The music industry has always been about selling music in the most marketable form possible given the prevailing technology. It started way back in the days of the industrial revolution and the advent of mass-produced instruments and sheet music. It soon became possible to sell recorded music by means of wax cylinders. As technology advanced, the wax cylinders gave way to other physical consumables – wax discs, then vinyl disks, and then eventually tape and CDs. The supply chain that got the consumables to the end user was a great money-spinner. Sure, the paradigm was threatened from time to time. Unauthorised duplications of physical deliverables prompted the occasional indignant protest, but the major-label record company behemoths were never in serious danger of being toppled by the trifling irritation of home taping. Until music went digital.
When music went digital it marked a watershed in the history of how people listen to music. Consumers started exploiting new ways to get their favourite sounds. The established supply chain became redundant. CD sales plummeted, pushing independent music stores to the brink of extinction, while there was a concomitant increase in legal online purchases of music and illegal file-sharing. The indignation of the music industry turned into apoplexy. “The entire music ecosystem is distorted by illegal downloading,” sputtered David Joseph, Chairman and CEO of Universal Music UK and Chairman of the BRIT Awards. Music chiefs, like Geoff Taylor, chief executive of BPI, declared war on internet pirates who cost the music industry an estimated 200 million pounds a year.
Alarmed by the perceived threat to their royalties, some musicians, songwriters and composers have also condemned the music pirates. UK Music chief executive, Feargal Sharkey said: “Our members cannot continue to innovate and invest in the shadow of an illegal peer-to-peer ecosystem.” Singer Lily Allen has been campaigning for action against online pirates: “File sharing’s not okay for British music,” she writes on her website. “We need to find new ways to help consumers access and buy music legally, but saying file sharing’s fine is not helping anyone – and definitely not helping British music.”
Some musicians are also inclined to have a go at iTunes and Amazon for enabling customers to pick individual tracks from their albums, but the fact is, music fans just want to buy that one track that’s stuck in their heads and don’t want to take a chance on unfamiliar material that the group or artist considers to be related. The single reigned supreme in the late 1950s and early-to-mid 1960s. So haven’t we just come full circle? In the land of the overpriced take-a-chance CD, the downloadable single is king.
Yes, these are muddy waters, and they’re being muddied further by the pirates. Blood is going to be spilled on the decks and I certainly don’t want it to be musicians’ blood. Musicians and composers deserve a fair reward for their talent and labour. Indeed, most of them have worked out they don’t need the record companies any longer and, as the thunder of battle subsides, many are engaged in the process of identifying new revenue streams.

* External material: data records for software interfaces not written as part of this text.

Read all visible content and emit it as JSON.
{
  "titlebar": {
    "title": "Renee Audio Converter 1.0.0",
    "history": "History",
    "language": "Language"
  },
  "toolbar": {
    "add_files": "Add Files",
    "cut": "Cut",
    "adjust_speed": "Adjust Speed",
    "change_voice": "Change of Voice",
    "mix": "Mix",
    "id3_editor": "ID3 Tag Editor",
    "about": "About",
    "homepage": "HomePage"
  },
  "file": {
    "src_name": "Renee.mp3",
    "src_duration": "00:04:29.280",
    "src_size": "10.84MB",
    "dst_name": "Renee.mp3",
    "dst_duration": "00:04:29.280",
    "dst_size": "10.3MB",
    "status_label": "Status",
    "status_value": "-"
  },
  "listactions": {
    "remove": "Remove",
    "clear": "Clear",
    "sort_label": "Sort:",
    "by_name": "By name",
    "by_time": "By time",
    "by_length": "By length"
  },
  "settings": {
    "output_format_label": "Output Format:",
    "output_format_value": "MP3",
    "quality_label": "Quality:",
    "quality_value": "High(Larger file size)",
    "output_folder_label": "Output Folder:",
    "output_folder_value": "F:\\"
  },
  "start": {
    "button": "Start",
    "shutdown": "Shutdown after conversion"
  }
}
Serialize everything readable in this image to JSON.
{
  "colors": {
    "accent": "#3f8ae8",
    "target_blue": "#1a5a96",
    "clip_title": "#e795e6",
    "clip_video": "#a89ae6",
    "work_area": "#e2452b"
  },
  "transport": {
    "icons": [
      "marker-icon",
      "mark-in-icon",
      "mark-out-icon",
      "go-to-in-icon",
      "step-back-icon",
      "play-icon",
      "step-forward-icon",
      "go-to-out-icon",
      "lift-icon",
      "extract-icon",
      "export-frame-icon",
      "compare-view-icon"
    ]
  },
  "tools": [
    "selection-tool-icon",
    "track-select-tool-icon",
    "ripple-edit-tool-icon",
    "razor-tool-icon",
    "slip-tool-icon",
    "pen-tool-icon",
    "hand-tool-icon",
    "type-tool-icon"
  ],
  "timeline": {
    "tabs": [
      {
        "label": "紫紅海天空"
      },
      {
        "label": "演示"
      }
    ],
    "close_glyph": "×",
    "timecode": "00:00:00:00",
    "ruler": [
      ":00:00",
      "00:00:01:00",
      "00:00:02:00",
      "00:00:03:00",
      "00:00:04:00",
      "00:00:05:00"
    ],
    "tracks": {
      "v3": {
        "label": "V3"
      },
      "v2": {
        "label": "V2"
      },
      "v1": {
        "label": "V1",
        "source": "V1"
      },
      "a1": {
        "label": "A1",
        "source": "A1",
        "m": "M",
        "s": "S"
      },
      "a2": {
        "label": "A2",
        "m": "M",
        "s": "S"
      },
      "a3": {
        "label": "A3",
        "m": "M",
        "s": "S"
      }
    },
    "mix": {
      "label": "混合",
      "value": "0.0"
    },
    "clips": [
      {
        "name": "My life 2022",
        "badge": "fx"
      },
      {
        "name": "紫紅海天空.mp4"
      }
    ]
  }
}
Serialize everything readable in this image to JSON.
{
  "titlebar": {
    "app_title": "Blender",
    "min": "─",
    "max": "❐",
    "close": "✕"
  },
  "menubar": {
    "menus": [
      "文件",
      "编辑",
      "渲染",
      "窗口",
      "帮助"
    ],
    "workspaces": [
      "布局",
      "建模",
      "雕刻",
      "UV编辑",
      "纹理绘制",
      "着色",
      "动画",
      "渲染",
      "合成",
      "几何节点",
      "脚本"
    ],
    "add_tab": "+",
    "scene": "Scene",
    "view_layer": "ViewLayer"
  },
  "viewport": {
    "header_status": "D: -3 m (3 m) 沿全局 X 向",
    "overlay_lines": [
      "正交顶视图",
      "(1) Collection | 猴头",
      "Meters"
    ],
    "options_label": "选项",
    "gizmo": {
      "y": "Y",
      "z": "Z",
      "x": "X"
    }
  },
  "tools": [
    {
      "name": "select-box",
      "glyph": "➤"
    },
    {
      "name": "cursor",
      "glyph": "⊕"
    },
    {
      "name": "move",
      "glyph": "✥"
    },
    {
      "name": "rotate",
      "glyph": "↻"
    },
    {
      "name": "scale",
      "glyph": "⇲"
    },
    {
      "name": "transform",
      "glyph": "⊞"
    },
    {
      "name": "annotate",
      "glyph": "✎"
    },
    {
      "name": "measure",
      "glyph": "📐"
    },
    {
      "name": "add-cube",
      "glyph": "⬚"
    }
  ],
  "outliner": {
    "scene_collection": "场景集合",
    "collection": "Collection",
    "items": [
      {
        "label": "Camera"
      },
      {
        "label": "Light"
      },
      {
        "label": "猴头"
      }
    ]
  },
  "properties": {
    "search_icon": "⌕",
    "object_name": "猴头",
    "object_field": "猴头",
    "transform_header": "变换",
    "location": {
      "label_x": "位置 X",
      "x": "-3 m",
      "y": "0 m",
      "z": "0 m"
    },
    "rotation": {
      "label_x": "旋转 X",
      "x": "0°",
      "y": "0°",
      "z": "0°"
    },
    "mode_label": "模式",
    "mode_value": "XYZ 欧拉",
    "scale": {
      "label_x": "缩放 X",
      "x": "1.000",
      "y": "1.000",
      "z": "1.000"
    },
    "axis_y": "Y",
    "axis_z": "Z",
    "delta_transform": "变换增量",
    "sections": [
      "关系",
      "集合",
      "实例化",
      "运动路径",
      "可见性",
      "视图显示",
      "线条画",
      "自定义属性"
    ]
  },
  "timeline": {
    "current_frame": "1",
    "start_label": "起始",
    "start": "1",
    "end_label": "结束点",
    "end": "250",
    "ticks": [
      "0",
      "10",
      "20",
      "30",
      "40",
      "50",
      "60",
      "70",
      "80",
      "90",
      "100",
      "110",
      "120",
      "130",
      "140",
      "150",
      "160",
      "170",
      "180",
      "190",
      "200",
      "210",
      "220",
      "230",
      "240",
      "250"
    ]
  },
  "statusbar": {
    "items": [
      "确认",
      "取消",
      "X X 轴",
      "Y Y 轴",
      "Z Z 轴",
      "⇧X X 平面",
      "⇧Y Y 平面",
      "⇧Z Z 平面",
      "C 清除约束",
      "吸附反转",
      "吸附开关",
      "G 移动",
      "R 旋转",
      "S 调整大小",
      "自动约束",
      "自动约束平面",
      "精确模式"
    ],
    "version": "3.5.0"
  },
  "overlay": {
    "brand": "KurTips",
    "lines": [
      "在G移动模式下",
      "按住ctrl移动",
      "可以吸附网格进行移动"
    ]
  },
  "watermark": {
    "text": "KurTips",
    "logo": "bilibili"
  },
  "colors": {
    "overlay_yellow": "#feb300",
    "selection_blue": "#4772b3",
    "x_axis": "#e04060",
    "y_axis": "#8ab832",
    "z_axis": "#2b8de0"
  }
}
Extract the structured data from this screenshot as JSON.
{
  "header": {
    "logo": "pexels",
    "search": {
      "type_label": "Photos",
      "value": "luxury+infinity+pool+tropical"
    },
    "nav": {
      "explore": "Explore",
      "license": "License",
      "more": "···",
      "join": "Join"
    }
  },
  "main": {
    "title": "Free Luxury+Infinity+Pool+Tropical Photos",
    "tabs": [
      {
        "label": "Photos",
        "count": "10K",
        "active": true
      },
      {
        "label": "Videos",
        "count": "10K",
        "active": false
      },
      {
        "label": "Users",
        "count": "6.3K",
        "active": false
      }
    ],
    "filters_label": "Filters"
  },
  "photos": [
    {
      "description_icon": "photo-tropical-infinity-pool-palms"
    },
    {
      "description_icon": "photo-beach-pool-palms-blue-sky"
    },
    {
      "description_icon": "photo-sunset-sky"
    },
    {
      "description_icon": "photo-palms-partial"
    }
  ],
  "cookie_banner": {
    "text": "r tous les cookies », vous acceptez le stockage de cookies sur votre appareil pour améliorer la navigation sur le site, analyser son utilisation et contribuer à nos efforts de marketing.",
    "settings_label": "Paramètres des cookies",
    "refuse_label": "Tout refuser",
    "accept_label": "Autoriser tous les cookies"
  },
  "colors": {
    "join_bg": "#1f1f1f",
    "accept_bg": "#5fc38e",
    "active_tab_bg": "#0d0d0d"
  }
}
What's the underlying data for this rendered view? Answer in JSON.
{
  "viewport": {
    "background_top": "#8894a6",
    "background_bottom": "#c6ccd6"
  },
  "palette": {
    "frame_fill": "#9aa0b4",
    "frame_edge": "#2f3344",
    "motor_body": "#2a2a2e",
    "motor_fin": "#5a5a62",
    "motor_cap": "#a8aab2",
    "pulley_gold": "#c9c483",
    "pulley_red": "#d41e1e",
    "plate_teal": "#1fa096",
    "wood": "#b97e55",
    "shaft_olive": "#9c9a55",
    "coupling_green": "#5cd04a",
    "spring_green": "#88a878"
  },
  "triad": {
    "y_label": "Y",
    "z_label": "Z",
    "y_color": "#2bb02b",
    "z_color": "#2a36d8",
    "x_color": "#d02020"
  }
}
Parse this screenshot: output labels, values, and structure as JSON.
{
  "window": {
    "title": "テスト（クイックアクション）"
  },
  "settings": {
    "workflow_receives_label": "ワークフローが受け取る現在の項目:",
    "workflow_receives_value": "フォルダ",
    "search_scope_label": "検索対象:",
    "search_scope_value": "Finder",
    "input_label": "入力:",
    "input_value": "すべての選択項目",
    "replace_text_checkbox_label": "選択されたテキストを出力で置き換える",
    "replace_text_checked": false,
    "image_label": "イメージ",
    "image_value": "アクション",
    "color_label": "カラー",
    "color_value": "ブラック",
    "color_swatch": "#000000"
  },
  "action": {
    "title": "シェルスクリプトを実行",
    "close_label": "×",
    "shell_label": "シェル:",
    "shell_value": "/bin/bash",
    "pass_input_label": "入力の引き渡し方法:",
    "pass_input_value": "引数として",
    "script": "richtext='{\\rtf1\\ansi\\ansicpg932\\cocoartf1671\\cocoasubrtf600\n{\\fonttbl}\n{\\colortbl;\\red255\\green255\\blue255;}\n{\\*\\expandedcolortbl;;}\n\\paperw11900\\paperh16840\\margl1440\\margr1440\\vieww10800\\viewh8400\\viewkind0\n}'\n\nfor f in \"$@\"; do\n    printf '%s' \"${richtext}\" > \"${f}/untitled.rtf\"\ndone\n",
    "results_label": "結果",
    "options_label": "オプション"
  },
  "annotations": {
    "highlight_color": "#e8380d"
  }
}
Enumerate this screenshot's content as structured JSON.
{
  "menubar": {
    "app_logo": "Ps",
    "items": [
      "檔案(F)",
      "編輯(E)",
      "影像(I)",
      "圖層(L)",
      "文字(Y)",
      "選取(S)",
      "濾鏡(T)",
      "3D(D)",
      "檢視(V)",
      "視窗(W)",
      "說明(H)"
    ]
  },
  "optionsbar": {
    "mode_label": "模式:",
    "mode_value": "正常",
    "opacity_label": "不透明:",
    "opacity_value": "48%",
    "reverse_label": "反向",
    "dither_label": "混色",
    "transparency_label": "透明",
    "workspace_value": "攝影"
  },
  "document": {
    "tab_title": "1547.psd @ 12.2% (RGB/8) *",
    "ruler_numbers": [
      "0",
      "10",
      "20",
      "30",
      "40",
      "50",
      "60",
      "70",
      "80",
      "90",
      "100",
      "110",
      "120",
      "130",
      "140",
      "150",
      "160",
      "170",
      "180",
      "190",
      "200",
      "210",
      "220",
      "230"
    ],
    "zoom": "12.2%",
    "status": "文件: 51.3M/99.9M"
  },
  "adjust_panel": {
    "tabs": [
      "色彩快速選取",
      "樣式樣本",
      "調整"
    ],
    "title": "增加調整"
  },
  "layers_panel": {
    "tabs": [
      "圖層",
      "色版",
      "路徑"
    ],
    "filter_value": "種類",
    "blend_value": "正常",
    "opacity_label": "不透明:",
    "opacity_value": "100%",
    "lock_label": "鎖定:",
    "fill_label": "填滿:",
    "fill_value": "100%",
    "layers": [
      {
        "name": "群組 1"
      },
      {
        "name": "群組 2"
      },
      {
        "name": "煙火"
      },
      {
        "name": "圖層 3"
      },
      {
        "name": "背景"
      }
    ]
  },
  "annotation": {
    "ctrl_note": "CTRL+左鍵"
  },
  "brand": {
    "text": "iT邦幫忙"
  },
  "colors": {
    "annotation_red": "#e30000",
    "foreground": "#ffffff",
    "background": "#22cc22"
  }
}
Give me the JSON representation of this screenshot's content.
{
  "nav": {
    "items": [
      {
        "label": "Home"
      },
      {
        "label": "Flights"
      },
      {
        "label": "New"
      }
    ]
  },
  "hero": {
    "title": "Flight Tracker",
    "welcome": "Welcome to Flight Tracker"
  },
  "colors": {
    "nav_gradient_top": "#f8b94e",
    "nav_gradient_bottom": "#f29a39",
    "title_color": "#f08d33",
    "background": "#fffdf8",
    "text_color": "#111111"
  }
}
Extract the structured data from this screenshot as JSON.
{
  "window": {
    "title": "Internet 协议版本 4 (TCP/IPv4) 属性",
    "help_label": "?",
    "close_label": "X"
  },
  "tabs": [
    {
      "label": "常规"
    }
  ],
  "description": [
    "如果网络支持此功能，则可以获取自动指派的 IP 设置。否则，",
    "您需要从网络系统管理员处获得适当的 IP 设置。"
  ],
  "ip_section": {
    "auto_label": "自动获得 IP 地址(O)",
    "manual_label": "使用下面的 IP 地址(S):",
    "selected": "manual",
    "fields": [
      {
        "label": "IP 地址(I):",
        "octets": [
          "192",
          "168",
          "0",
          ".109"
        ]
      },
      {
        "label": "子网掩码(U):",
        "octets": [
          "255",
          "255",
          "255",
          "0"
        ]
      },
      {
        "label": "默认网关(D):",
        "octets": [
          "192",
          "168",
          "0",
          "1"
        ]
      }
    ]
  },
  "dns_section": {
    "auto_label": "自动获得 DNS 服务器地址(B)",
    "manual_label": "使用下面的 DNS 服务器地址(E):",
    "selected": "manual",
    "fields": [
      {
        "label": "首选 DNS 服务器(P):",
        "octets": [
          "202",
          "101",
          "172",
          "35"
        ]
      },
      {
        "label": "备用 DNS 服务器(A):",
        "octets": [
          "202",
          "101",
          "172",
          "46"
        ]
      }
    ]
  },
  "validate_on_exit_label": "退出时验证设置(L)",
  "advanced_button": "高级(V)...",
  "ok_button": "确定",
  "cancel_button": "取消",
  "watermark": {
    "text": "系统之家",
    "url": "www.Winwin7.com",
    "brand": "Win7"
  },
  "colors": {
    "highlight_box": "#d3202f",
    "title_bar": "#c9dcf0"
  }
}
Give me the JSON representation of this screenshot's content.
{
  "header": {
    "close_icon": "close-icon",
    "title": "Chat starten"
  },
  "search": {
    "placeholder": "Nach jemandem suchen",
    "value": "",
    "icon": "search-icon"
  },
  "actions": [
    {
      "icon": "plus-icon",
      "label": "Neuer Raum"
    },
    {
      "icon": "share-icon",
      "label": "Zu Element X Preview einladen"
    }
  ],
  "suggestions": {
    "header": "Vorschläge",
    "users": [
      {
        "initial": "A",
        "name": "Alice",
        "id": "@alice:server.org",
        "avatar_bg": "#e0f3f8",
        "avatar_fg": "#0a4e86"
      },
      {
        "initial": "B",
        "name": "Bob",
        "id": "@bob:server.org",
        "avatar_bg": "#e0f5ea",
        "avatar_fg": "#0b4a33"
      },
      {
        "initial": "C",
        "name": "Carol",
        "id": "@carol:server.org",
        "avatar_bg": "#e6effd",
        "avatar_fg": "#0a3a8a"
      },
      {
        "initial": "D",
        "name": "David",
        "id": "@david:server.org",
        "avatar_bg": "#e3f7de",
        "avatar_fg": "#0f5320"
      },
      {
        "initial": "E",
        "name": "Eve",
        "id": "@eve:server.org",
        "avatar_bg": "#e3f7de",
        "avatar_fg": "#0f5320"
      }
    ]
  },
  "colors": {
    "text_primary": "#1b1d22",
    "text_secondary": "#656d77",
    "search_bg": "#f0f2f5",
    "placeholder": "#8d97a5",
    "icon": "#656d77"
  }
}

The music industry in its current form may be in its death throes, but the harbingers of doom have got it wrong – this is not the day the music itself died. You can no more stop music than you can stop time.